The David Marshall design was handpicked by the Queen from a selection of designs submitted by a shortlist of highly acclaimed UK jewellery makers. The brooch – made of 18 carat white gold; platinum; 97 round brilliant cut diamonds (2.50 carat); and 7 fancy cut diamonds (0.40 carat) – was inspired by the four nations of the United Kingdom, England, Scotland, Wales and Northern Ireland, represented by four diamond set swirls and the national flowers: the rose, the thistle, the daffodil and the shamrock. Seven diamond set bands represent the seven decades of the Queen’s reign. Buckingham Palace proposed the addition of the lily of the valley given the significance of the flower in The Queen’s Coronation bouquet.
The reverse of the brooch is laser hallmarked and includes the very special commemorative Platinum Jubilee mark, designed by Fattorini Ltd, and the Leopard’s Head mark – the town mark, which shows that the piece was hallmarked in London. The marks were applied by the Goldsmiths’ Company Assay Office, which has been hallmarking on the same site in London for nearly 700 years.
The brooch was made by a team of highly experienced specialists at David Marshall’s state of the art workshops, The London Art Works, in Hatton Garden, using a combination of traditional and contemporary techniques, from the lost wax casting process to computer aided design (CAD). The team included the designer Denise Gibbs; CAD designer Simon Wolfberg, diamond mounters Matt Martin and Madeline Rowe; and diamond setters Craig Michel and Mark Moutia.
David Marshall says: “We are beyond excited to present our Platinum Jubilee brooch. It was made in our London workshop by myself and my talented team who all feel highly privileged and treasure the knowledge that they’ve had a part in creating this special piece for The Queen.”
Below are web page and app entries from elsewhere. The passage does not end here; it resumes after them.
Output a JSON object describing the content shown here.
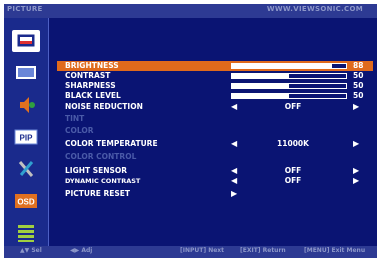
{
  "header": {
    "title": "PICTURE",
    "site": "WWW.VIEWSONIC.COM"
  },
  "sidebar": {
    "items": [
      {
        "icon": "picture-icon",
        "selected": true
      },
      {
        "icon": "screen-icon",
        "selected": false
      },
      {
        "icon": "audio-icon",
        "selected": false
      },
      {
        "icon": "pip-icon",
        "label": "PIP",
        "selected": false
      },
      {
        "icon": "setup-tools-icon",
        "selected": false
      },
      {
        "icon": "osd-icon",
        "label": "OSD",
        "selected": false
      },
      {
        "icon": "menu-list-icon",
        "selected": false
      }
    ]
  },
  "menu": {
    "rows": [
      {
        "label": "BRIGHTNESS",
        "type": "slider",
        "value": "88",
        "level": 0.88,
        "selected": true
      },
      {
        "label": "CONTRAST",
        "type": "slider",
        "value": "50",
        "level": 0.5
      },
      {
        "label": "SHARPNESS",
        "type": "slider",
        "value": "50",
        "level": 0.5
      },
      {
        "label": "BLACK LEVEL",
        "type": "slider",
        "value": "50",
        "level": 0.5
      },
      {
        "label": "NOISE REDUCTION",
        "type": "option",
        "value": "OFF"
      },
      {
        "label": "TINT",
        "type": "disabled"
      },
      {
        "label": "COLOR",
        "type": "disabled"
      },
      {
        "label": "COLOR TEMPERATURE",
        "type": "option",
        "value": "11000K"
      },
      {
        "label": "COLOR CONTROL",
        "type": "disabled"
      },
      {
        "label": "LIGHT SENSOR",
        "type": "option",
        "value": "OFF"
      },
      {
        "label": "DYNAMIC CONTRAST",
        "type": "option",
        "value": "OFF"
      },
      {
        "label": "PICTURE RESET",
        "type": "submenu"
      }
    ]
  },
  "footer": {
    "hints": [
      "▲▼ Sel",
      "◀▶ Adj",
      "[INPUT] Next",
      "[EXIT] Return",
      "[MENU] Exit Menu"
    ]
  },
  "colors": {
    "accent": "#e06a1c",
    "background": "#0a1473",
    "bar": "#2d3a93"
  }
}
A duplicate brooch (marked differently to maintain the distinction between the two brooches) was made for the Goldsmiths’ Company Collection and will be included in an exhibition for Goldsmiths’ Fair in Goldsmiths’ Hall in the autumn. It will also be featured in the accompanying online exhibition on the Goldsmiths’ Fair website so that it can be shared with a wider public, giving people around the world an opportunity to see this exquisite treasure.